Gerstein, Mordicai. 2003. THE MAN WHO WALKED BETWEEN THE TOWERS. Brookfield, CT; Roaring Book Press. ISBN 9780761317913.
This children's picture book is based on a real event that occurred in 1974. Phililppe Petit was a tightrope artist who could not resist the allure of the twin towers of the World Trade Center In New York City. He managed to sneak a cable between the two towers during the dark hours and during the morning rush hour spent an hour walking, dancing and performing a quarter mile in the sky, between the two towers.
The story told in this book is amazing, a man plotting to walk on a tightrope between the twin towers? Then, to relate to children that this really did happen, how exciting that makes the story. The imagination seemed to go into overtime as I read the book seeing it as if it was happening right in front of me, imagining the plotting and coordination to get the reels of cable and equipment to the rooftops and not be stopped.
The pictures in the book tell much of the story and portray the excitement, anticipation and angst as the event unfolds. The words are almost an afterthought, aiding by laying down a storyline. The passage of time was clearly defined by the illustrations. While the plan was to have this event take place before dawn, watching the lightening of the pictures by a rising sun brought excitement and apprehension that it would not be accomplished.
The illustrations are detailed and almost tell the story on their own. They lend themselves to further exploration and talk with children, asking about the details, posing questions as to "how do you think they felt when the cable fell," etc. There are two fold out pages in the book making for three page spreads which did a great job to emphasize the height of the towers and the cable Philippe was walking on, and the distance between the towers. I can honestly say that looking at the pictures gave me a slight feeling of vertigo.
The final illustration in the book is the one that impacted me the most. It is an illustration of the New York City skyline, without the towers standing, but with a faint imprint of them as if in our memory. For me, that single image was the most powerful of the book, pulling the entire thing toether and making the feat Philippe accomplished much more wonderful and something that needs to be shared as it can never be duplicated.
Winner 2004 Caldecott Medal
From School Library Journal: "With its graceful majesty and mythic overtones, this unique and uplifting book is at once a portrait of a larger-than-life individual and a memorial to the towers and the lives associated with them."
From Booklist: "Gerstein uses varied perspectives to tell the story--from the close-up jacket picture of one foot on the rope to the fold-out of Petit high above the traffic, swaying in the wind. Then there's a quiet view of the city skyline now, empty of the towers, and an astonishing image of the tiny figure high on the wire between the ghostly buildings we remember. "

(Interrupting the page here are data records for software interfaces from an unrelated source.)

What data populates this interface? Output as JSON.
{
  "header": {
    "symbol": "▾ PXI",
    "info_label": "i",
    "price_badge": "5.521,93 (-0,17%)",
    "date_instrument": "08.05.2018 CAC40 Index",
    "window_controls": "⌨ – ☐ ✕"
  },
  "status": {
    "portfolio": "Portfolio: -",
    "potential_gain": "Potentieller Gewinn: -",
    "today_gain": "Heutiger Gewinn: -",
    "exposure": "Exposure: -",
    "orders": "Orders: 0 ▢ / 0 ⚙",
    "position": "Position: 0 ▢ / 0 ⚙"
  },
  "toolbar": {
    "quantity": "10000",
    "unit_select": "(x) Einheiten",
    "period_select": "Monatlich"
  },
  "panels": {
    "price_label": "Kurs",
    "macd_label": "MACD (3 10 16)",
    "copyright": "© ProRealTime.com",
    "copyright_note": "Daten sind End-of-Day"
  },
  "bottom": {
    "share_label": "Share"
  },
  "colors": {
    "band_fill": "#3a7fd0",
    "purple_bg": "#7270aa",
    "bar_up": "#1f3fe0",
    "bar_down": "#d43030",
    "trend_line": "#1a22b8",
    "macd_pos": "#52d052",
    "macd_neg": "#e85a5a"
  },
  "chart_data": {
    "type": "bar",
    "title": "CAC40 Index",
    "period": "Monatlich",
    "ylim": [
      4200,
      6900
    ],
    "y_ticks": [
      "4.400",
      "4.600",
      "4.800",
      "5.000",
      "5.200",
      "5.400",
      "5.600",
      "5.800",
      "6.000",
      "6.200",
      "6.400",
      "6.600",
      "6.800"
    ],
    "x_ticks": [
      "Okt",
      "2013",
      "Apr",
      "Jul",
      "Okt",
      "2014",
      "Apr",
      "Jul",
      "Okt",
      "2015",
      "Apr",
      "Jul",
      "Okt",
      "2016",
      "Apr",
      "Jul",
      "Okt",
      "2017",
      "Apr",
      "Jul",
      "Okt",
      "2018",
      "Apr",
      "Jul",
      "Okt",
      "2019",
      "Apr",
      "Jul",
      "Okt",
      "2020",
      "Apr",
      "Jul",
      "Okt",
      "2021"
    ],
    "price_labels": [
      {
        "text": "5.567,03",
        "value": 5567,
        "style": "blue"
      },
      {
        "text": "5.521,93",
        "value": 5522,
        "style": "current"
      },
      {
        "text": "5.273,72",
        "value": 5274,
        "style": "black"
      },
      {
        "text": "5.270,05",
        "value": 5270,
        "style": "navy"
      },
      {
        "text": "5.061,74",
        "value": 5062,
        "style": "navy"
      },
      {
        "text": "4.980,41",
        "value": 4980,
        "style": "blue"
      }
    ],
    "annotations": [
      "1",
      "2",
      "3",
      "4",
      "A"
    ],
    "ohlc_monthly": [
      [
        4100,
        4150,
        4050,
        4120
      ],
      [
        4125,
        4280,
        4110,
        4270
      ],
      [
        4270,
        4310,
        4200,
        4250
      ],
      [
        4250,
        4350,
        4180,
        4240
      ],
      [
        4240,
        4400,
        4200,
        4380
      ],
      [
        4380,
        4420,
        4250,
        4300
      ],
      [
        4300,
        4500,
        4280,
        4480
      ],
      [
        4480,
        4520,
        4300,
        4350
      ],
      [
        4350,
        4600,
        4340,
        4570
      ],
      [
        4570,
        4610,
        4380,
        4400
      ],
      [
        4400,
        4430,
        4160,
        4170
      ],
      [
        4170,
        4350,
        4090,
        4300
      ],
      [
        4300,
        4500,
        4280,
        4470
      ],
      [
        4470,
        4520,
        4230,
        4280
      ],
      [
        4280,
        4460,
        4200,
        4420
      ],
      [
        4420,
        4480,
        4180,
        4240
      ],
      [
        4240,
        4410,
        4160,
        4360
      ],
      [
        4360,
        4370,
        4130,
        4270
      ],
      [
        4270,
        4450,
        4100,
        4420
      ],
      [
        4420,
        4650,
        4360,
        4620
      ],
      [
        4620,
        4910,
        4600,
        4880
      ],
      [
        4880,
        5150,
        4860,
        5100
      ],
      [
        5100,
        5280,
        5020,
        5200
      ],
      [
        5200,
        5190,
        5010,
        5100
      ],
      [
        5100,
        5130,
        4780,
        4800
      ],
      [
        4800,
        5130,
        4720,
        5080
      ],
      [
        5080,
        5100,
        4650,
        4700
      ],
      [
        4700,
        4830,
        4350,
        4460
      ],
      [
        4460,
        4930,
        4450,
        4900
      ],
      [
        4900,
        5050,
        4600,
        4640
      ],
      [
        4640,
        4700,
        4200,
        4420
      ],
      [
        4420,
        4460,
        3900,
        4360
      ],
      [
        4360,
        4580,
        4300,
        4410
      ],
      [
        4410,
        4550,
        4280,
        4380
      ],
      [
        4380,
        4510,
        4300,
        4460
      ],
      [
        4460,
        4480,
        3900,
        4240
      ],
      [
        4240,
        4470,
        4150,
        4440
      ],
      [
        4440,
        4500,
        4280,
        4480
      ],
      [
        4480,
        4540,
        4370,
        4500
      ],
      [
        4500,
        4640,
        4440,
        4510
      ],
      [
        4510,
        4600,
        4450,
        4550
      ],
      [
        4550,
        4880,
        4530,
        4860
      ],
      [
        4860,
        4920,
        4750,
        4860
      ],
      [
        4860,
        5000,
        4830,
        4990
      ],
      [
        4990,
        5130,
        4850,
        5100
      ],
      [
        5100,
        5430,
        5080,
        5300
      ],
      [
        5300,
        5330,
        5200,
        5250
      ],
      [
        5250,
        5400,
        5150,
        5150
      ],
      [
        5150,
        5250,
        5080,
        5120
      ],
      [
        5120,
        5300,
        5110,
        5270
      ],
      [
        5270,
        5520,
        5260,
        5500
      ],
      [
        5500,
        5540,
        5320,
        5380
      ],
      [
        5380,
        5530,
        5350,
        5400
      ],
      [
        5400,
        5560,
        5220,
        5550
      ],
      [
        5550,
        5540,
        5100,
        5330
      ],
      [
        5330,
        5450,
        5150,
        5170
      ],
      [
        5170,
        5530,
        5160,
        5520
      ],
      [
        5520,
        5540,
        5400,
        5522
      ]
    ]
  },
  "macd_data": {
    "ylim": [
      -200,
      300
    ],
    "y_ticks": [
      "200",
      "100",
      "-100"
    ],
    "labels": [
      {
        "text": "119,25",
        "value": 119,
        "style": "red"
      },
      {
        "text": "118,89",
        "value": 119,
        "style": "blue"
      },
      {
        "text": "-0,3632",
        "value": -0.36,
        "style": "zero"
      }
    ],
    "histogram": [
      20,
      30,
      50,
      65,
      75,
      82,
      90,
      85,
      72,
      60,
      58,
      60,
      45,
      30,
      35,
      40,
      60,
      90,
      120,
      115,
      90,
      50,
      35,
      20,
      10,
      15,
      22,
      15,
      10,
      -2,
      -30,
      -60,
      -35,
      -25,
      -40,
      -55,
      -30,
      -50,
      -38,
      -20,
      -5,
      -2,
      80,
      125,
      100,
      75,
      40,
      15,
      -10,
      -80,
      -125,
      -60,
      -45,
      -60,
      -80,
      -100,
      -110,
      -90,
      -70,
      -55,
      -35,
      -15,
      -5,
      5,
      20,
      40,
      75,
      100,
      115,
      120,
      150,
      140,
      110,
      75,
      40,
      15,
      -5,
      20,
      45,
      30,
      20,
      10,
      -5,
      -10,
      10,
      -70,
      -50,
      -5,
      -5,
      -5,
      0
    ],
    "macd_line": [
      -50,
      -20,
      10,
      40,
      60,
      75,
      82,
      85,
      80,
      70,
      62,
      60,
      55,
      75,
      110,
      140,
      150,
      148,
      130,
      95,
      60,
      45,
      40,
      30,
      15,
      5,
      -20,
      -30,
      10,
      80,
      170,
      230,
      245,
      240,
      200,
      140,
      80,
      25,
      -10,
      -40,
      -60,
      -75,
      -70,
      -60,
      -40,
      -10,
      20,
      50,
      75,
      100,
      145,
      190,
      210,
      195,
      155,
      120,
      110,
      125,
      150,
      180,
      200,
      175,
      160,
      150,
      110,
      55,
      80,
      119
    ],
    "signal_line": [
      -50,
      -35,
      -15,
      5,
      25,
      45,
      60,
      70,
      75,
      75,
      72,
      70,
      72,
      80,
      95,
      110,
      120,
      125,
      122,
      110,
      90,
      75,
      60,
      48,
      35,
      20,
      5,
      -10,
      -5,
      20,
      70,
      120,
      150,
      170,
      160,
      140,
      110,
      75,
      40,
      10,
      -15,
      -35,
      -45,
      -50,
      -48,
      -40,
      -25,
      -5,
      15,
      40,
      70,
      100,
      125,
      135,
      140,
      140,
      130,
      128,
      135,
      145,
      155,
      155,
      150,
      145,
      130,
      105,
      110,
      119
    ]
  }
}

This is a book that I have a harder time pairing with another book except in the manner of a Caldecott storytime. I think the book can better be paired with a lesson plan on the World Trade Center, or the events of September 11, 2001. Bringing this children's book into a high school room and reading it to the class would have a great impact, I believe.